The dollar was on the defensive on Thursday, with investors low on incentives to buy the greenback after the Federal Reserve dialled down some expectations that it would hike interest rates soon, while the euro began to climb back towards a 6-1/2-month high.
Fed policymakers agreed they should hold off on raising interest rates until they see evidence that a recent economic slowdown was transitory, the minutes from their last policy meeting showed on Wednesday.
The minutes were seen to indicate heightened Fed caution towards interest rate hikes and took the wind out of an earlier bounce by the dollar, which had been plagued recently by U.S. political concerns centred on President Donald Trump.
The dollar index against a basket of major currencies was down 0.3 percent at 96.972.
"The minutes, while leaving the door open for another rate hike weren't as hawkish as some investors had been expecting - there had been speculation ahead of time that hawkish tones could be quite supportive for the dollar," said Alexandra Russell-Oliver, currency analyst at Caxton FX in London.
"I think some of those expectations were a bit disappointed following the minutes and we've seen the dollar ease off since. That's also because it's been quite vulnerable recently."
The dollar rose 0.3 percent to 111.830 , pushed away from Tuesday's one-week high of 112.130 yen.
The euro, which went as low as $1.1168 overnight, was 0.2 percent higher at $1.1240, making its way back towards the 6-1/2-month peak of $1.1268 touched on Tuesday.
The common currency has enjoyed a bull run this month on factors including an ebb in French political concerns and upbeat euro zone data.
"The euro is resuming its advance with the dollar sagging on the Fed's minutes. It has the momentum to surpass the $1.1300 mark and we could see the rise continue towards $1.1500," said Daisuke Karakama, market economist at Mizuho Bank in Tokyo.
"That said, the market is low on incentives after the Fed minutes' release. We have to wait until the U.S. non-farm payrolls report for the next big event, with dealers keeping an eye on any irregular Trump-related news headlines in the meantime."
The Canadian dollar was at C$1.3405 per dollar after touching C$1.3389, its strongest since April 19, after the Bank of Canada gave a more upbeat assessment of the economy than some investors expected.
Stronger crude oil prices, which have bounced sharply from multi-month lows seen earlier in the month amid hopes that an OPEC-led production cut would be extended, have also supported the loonie this week.
Other oil-linked currencies also gained.
The Norwegian crown stood at 9.3326 per euro for a gain of about 0.2 percent on the week. The currency has managed to put some distance between a nine-month low of 9.577 plumbed three weeks ago when oil prices fell to their lowest levels since November.

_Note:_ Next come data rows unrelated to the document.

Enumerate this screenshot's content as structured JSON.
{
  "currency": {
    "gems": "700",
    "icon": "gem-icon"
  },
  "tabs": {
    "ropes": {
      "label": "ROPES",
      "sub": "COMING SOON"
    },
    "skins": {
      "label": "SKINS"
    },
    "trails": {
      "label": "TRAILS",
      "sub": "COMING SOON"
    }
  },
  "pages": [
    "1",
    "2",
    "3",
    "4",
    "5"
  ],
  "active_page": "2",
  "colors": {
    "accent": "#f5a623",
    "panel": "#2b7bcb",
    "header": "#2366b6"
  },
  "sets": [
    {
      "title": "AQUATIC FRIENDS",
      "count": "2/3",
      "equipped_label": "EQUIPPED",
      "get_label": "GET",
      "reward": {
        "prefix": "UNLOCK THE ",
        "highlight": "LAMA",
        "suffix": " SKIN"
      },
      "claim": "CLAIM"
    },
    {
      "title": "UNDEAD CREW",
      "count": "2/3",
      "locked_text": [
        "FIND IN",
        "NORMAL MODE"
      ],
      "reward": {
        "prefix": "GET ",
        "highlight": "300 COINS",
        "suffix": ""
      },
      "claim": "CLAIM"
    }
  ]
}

The was 0.2 percent higher at $0.7485 after Wednesday's fall to $0.7443 following rating agency Moody's downgrade of China.

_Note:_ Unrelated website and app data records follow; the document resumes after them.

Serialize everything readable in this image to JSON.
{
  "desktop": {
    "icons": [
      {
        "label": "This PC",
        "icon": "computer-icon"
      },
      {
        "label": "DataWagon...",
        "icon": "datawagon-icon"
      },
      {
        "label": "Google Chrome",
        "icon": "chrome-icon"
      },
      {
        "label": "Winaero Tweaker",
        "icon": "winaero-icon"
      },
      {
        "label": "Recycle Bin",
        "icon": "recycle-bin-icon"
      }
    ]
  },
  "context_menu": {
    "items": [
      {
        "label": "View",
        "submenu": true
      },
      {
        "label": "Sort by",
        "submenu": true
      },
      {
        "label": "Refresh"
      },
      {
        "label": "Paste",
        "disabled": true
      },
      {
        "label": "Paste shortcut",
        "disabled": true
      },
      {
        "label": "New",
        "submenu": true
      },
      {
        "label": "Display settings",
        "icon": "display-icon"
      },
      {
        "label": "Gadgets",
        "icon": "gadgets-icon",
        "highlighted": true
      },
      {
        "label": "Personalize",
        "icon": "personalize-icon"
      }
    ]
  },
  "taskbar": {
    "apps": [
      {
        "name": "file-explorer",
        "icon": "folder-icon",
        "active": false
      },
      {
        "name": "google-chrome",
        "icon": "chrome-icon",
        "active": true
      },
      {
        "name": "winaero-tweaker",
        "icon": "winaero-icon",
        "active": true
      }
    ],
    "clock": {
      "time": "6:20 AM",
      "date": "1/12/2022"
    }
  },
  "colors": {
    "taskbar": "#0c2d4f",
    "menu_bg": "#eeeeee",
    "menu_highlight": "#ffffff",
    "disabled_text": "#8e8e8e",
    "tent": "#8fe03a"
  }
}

The Australian dollar is often used as a liquid proxy for China-related trades.